A five to 10 year strategic plan to better focus the direction of the University of Arkansas Community College at Hope as it becomes a more complete two-campus institution will begin to unfold this year.

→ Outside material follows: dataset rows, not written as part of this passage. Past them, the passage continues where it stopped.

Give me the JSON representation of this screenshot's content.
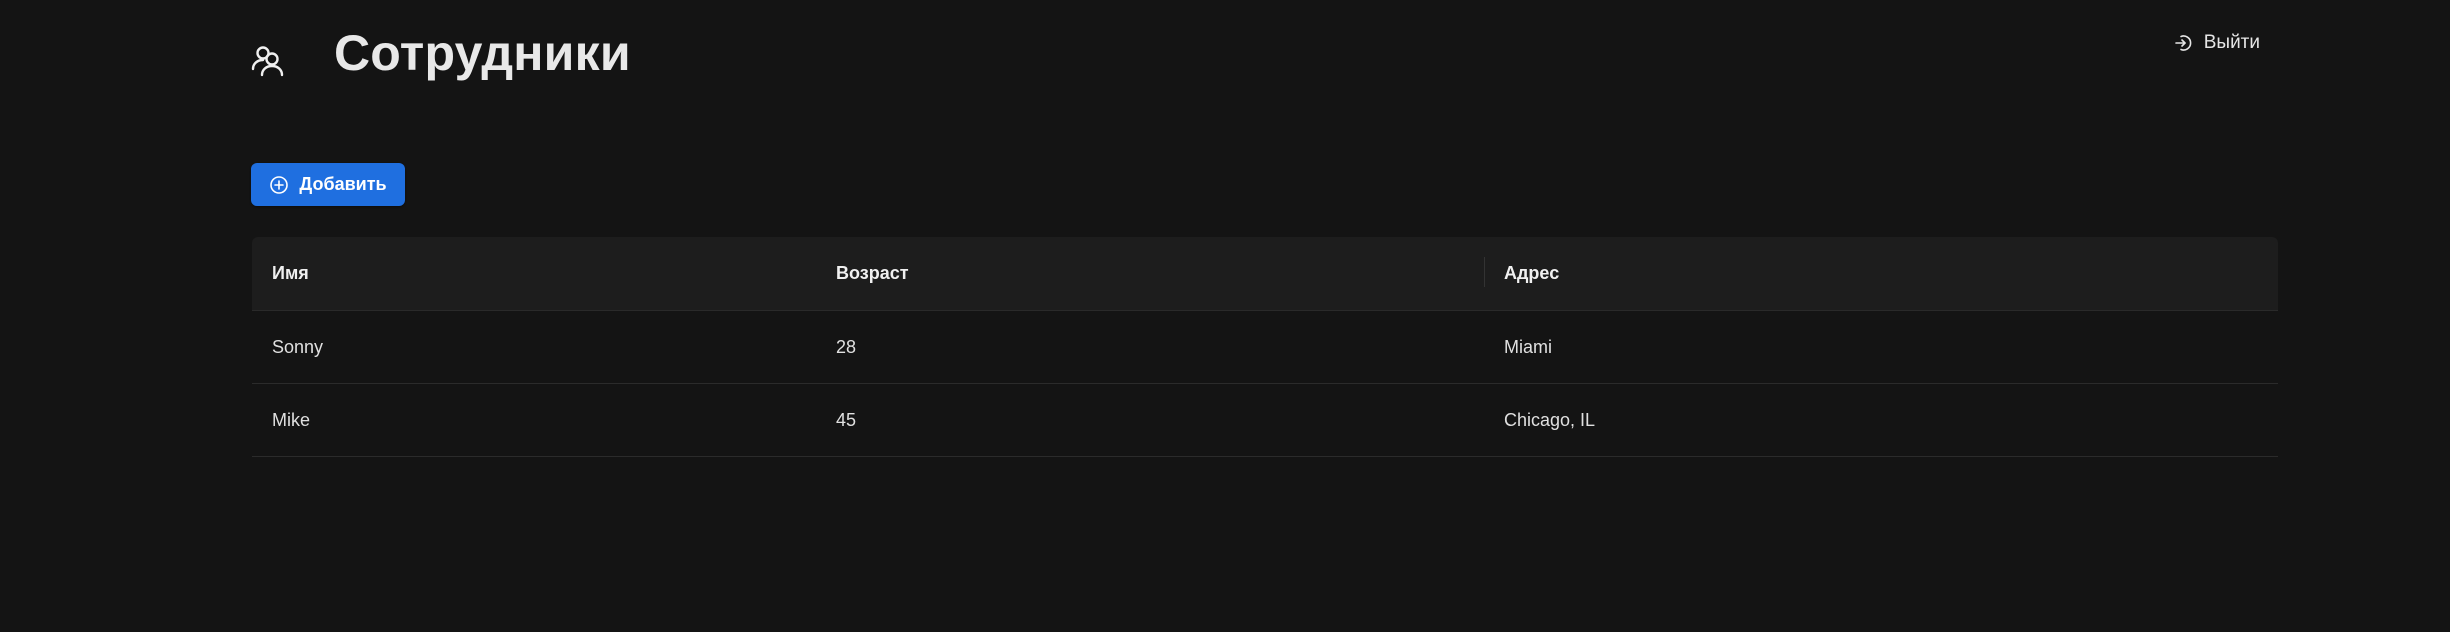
{
  "header": {
    "title": "Сотрудники",
    "icon": "users-icon",
    "logout_label": "Выйти",
    "logout_icon": "logout-icon"
  },
  "toolbar": {
    "add_label": "Добавить",
    "add_icon": "plus-circle-icon",
    "accent_color": "#1f6fe0"
  },
  "table": {
    "columns": [
      "Имя",
      "Возраст",
      "Адрес"
    ],
    "rows": [
      [
        "Sonny",
        "28",
        "Miami"
      ],
      [
        "Mike",
        "45",
        "Chicago, IL"
      ]
    ]
  },
  "theme": {
    "background": "#141414",
    "header_row": "#1d1d1d"
  }
}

A five to 10 year strategic plan to better focus the direction of the University of Arkansas Community College at Hope as it becomes a more complete two-campus institution will begin to unfold this year. UACCH Dean of Institutional Effectiveness John Hollis outlined the strategic program Friday for the UACCH Board of Visitors, noting that the college's leadership took a note from its most recent accreditation in developing the new Guiding Principles and Strategies, or GPS concept. “Every research I've seen and everything I've heard says that absolutely a 10-year plan is the maximum,” Hollis said. That point, alone, strikes a new direction for UACCH, which has been molding its planning as far as 20 years to the future, he said. Hollis said that college leaders learned from the school's most recent accreditation that its planning was “too operational and not enough strategic.” That gave rise to a four-point strategy to Advance Academic Progress, Build Strong Financial Foundations, Create a Culture of Improvement and Develop a Distinctive Campus Identity, he said. “This plan is a framework that, now, the divisions of the campus can build on,” Hollis said. Under the first framework, Hollis recommended the development of a three year technology plan; implementation of a five-year integrated student learning and advisory plan; and develop persistence in student retention. “A light bulb went off in my head when someone said that advising students is the key,” Hollis noted. Secondly, UACCH should recruit outside of its traditional service area, while continuing to develop the growth of the Texarkana campus, and develop specific learning plans for the Texarkana student. “We have to realize that Texarkana is a different campus in a different market,” Hollis said. Thirdly, the proposal recommends developing a continuing integrated planning process with specific performance indicators; enhancing quality of service surveying; and developing user-friendly, accessible reporting of data. “What we want is that, if somebody wanted to know between 2010 and 2013 how many female welders graduated, we're going to be able to provide that,” Hollis explained. And, fourth, the plan calls for developing the Texarkana campus with its own identity through distinctive study programs, specific persistence in student retention; and, from an overall perspective, developing Hempstead Hall as an academic venue. The plan is expected to be incorporated into the college's next academic accreditation study.